In a circular sent out to a consumer which suggested that their cable services were available in the specific street, one of the residents receiving the leaflet complained to the ASA because they are actually unable to get the service.
"Dear Householder We've already done all the hard work and connected your street to our state-of-the-art fibre optic cable. In fact, you may have seen Virgin Media vans driving around your area. We've done the checks for you and you're ready to go. So it's easy to turn you on to a world of entertainment … All the hard work's already been done. We've connected your street, run the checks and you're all ready to go. In fact, all you have to do is pick up the phone. Call today, and we'll arrange a time for an engineer to pop round, install everything and show you how it all works …".
Small print included "SERVICES AVAILABLE IN VIRGIN MEDIA CABLED STREETS ONLY. Subject to network capacity, status and credit checks. In limited cases, cabling may not extend from the street to individual premises. A survey will confirm this as soon as possible after enquiries being made. Check if your home's connected at virginmedia.com..."Extract from Virgin Media circular

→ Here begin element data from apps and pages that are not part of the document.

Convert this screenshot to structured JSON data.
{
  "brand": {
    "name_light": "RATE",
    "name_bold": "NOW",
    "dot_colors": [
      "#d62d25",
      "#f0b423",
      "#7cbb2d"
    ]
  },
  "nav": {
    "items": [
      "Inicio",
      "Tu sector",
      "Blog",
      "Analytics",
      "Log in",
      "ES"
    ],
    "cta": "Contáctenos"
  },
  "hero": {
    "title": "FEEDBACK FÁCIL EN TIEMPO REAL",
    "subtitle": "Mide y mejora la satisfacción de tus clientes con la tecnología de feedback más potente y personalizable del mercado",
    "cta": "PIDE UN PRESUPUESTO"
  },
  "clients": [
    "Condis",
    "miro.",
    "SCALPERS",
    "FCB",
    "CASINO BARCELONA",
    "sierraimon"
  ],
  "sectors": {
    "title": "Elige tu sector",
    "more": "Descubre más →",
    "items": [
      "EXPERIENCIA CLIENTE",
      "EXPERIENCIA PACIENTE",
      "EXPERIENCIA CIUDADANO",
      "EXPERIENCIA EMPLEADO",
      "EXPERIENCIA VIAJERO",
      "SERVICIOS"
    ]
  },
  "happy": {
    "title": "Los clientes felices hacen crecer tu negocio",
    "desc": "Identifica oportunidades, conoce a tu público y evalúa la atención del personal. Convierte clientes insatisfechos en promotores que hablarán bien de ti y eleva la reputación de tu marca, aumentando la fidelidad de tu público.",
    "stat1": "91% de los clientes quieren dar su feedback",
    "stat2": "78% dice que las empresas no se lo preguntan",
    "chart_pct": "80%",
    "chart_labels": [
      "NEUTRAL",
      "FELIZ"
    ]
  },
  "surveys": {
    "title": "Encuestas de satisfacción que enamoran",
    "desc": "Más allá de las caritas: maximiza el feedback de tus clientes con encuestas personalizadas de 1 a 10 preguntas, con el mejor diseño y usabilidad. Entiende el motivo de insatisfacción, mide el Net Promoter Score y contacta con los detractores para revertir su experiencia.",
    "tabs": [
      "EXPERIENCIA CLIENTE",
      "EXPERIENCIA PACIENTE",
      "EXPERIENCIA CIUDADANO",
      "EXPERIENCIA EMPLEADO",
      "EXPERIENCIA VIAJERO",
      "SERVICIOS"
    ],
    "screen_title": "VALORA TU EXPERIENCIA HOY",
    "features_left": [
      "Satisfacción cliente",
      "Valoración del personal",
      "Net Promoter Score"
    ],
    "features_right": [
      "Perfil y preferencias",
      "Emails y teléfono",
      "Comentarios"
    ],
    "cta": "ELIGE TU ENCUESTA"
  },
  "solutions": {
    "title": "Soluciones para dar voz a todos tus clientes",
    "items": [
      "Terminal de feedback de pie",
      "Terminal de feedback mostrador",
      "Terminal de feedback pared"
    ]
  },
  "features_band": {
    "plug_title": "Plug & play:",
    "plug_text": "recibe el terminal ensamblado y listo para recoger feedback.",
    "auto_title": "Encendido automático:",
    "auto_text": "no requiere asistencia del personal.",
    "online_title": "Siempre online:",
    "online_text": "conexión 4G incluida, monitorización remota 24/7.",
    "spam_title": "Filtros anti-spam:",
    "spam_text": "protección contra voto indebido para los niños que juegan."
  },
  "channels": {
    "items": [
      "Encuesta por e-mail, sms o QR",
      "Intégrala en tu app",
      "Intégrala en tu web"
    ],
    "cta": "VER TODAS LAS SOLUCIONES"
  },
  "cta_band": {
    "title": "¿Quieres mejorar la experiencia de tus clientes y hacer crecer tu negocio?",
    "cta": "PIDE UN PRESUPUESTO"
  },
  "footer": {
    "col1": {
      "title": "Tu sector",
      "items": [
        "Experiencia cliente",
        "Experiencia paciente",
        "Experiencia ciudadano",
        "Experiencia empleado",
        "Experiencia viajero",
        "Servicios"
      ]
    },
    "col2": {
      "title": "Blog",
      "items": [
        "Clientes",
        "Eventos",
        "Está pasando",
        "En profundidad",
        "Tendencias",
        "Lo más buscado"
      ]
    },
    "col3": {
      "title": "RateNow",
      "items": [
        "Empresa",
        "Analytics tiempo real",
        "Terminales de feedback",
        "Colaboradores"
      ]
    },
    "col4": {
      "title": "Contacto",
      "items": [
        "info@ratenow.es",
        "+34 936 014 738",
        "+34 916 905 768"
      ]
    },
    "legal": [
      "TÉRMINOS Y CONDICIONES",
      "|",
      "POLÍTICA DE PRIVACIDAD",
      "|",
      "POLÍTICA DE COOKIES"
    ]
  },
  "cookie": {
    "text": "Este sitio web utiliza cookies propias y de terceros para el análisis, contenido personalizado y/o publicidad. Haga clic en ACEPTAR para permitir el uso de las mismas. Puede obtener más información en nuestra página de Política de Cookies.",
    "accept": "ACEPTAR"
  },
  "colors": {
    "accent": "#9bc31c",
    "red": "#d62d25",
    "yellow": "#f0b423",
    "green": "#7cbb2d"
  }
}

The complaint was upheld, even though the small print indicated that a survey to confirm availability of the service would be carried out. The ASA determined that the small print contradicted the main body, and thus the advert should not run in the same form and importantly told Virgin Media to not make claims or imply that people were able to obtain their services if this was not the case. In short the main headline for any future adverts that target specific areas need to be clear that not every premise will be able to get the service.
What is interesting in this case is that Virgin Media appears to have several availability databases, and the leaflet was based on the ability to receive TV and broadband, but the property in question was unable to get a telephone service. This in itself seems an unusual situation, as the coax from the street cabinet is fed with a pair of copper wires for the telephone attached (yes, no fibre is present in the final run to a property), we therefore presume either the copper pair is broke or just not present due to the age of the original coax to the property. Even so it is a surprise to find out that in a street with the cable infrastructure and a property already connected Virgin Media is not willing to fix the connectivity when someone places an order.